The Washington Post is trolling for gun violence stories to prepare a compelling anti-gun narrative for the first anniversary of the Sandy Hook shooting. In their own words:
Saturday marks a year since the massacre at Sandy Hook Elementary School in Newtown, Conn. Since the shooting, an intense political debate on guns has occurred, with about 1,500 gun bills introduced across the country. But for many Americans, the impact of guns and gun violence has also been incredibly personal, making this week a time for reflection.
As we cover the politics and policy about guns, we are also looking for stories of the personal impact of gun violence. Share your story using the form below.
The form includes the question, “How many people do you know who have been killed or injured by gun violence?” This number is what the Post calls your “gun number.” I don’t know if you are to subtract people from that list who have been shot by the police or shot in active combat. It doesn’t matter, I’m sure. The higher the number the better. The Post is also encouraging people to post photos:
We’re illustrating this project with photographs of people holding their “gun numbers.” If you can take a photo like this, it would help us illustrate your story and increase your chances of appearing on the site.
You may write your number on anything—a piece of paper, a chalkboard, a notebook—and take it with a cellphone or a camera. You can upload a photo below or, in the next box, send us a link to an Instagram, Facebook, Twitter or other photo.
Given the fact that social media exacerbates the already competitive bend of human nature, I’m sure some idiots will be one-upping each other into triple digits in no time. The Washington Post is going to use all of these numbers and sob stories, of course, as a way to bolster their claims that guns harm more than they help.
I’d like to recommend something as a counterpart. Let’s change the gun number narrative by posting pictures with a negative number instead of a positive.
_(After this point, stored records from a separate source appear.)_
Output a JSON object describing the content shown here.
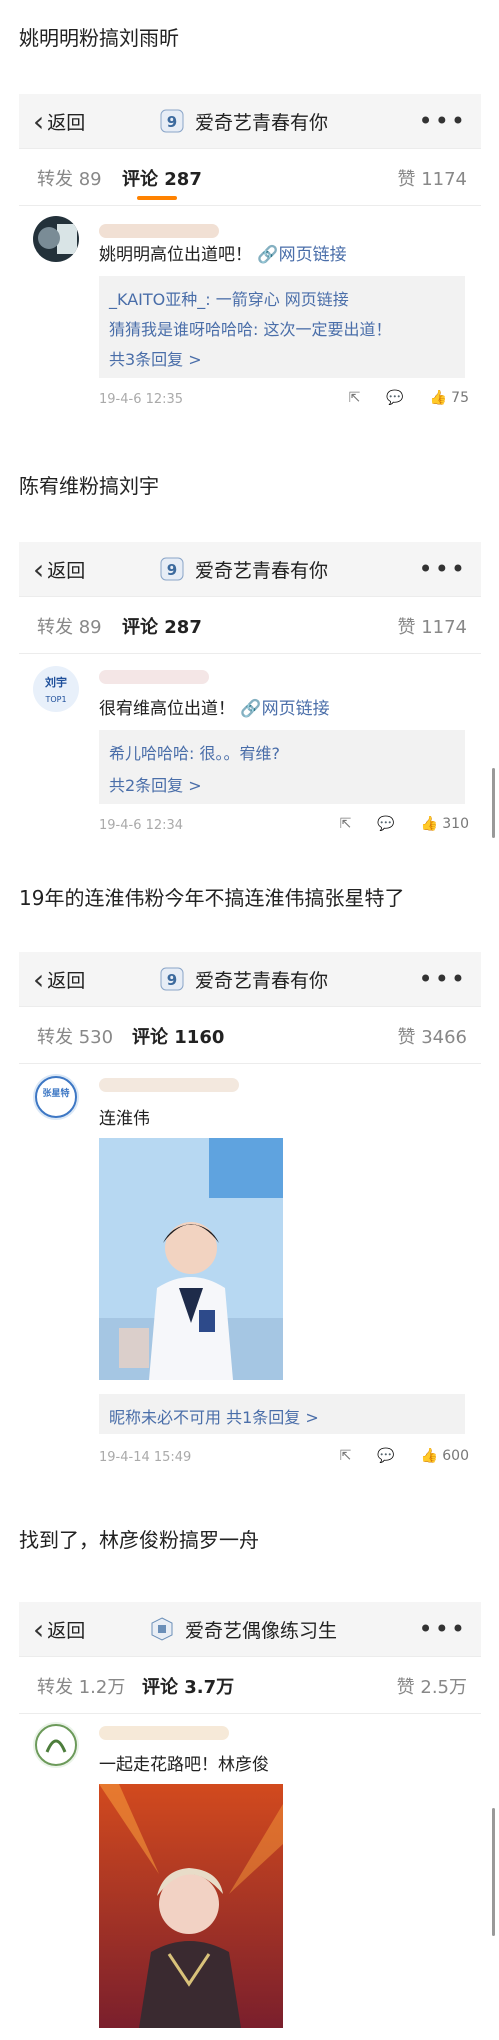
{
  "sections": [
    {
      "heading": "姚明明粉搞刘雨昕",
      "back_label": "返回",
      "nav_title": "爱奇艺青春有你",
      "more": "•••",
      "repost": "转发 89",
      "comments": "评论 287",
      "likes": "赞 1174",
      "comment_text": "姚明明高位出道吧！",
      "link_label": "网页链接",
      "replies": [
        "_KAITO亚种_: 一箭穿心 网页链接",
        "猜猜我是谁呀哈哈哈: 这次一定要出道！",
        "共3条回复 >"
      ],
      "time": "19-4-6 12:35",
      "like_count": "75"
    },
    {
      "heading": "陈宥维粉搞刘宇",
      "back_label": "返回",
      "nav_title": "爱奇艺青春有你",
      "more": "•••",
      "repost": "转发 89",
      "comments": "评论 287",
      "likes": "赞 1174",
      "comment_text": "很宥维高位出道！",
      "link_label": "网页链接",
      "replies": [
        "希儿哈哈哈: 很。。宥维?",
        "共2条回复 >"
      ],
      "time": "19-4-6 12:34",
      "like_count": "310",
      "avatar_text": "刘宇",
      "avatar_sub": "TOP1"
    },
    {
      "heading": "19年的连淮伟粉今年不搞连淮伟搞张星特了",
      "back_label": "返回",
      "nav_title": "爱奇艺青春有你",
      "more": "•••",
      "repost": "转发 530",
      "comments": "评论 1160",
      "likes": "赞 3466",
      "comment_text": "连淮伟",
      "replies": [
        "昵称未必不可用 共1条回复 >"
      ],
      "time": "19-4-14 15:49",
      "like_count": "600",
      "avatar_text": "张星特"
    },
    {
      "heading": "找到了，林彦俊粉搞罗一舟",
      "back_label": "返回",
      "nav_title": "爱奇艺偶像练习生",
      "more": "•••",
      "repost": "转发 1.2万",
      "comments": "评论 3.7万",
      "likes": "赞 2.5万",
      "comment_text": "一起走花路吧！林彦俊"
    }
  ],
  "colors": {
    "accent": "#ff8200",
    "link": "#4a6ea9",
    "nav_bg": "#f5f5f5",
    "reply_bg": "#f2f2f2"
  }
}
Call it the “gun defense number.” It represents the number of people you personally know (including yourself) who have been protected by a gun in the hands of a private citizen.
If the gun number people make an honest accounting and the gun defense number people do the same, I am sure that the net gun number would be negative. And that would actually be a positive. So… what’s your gun number?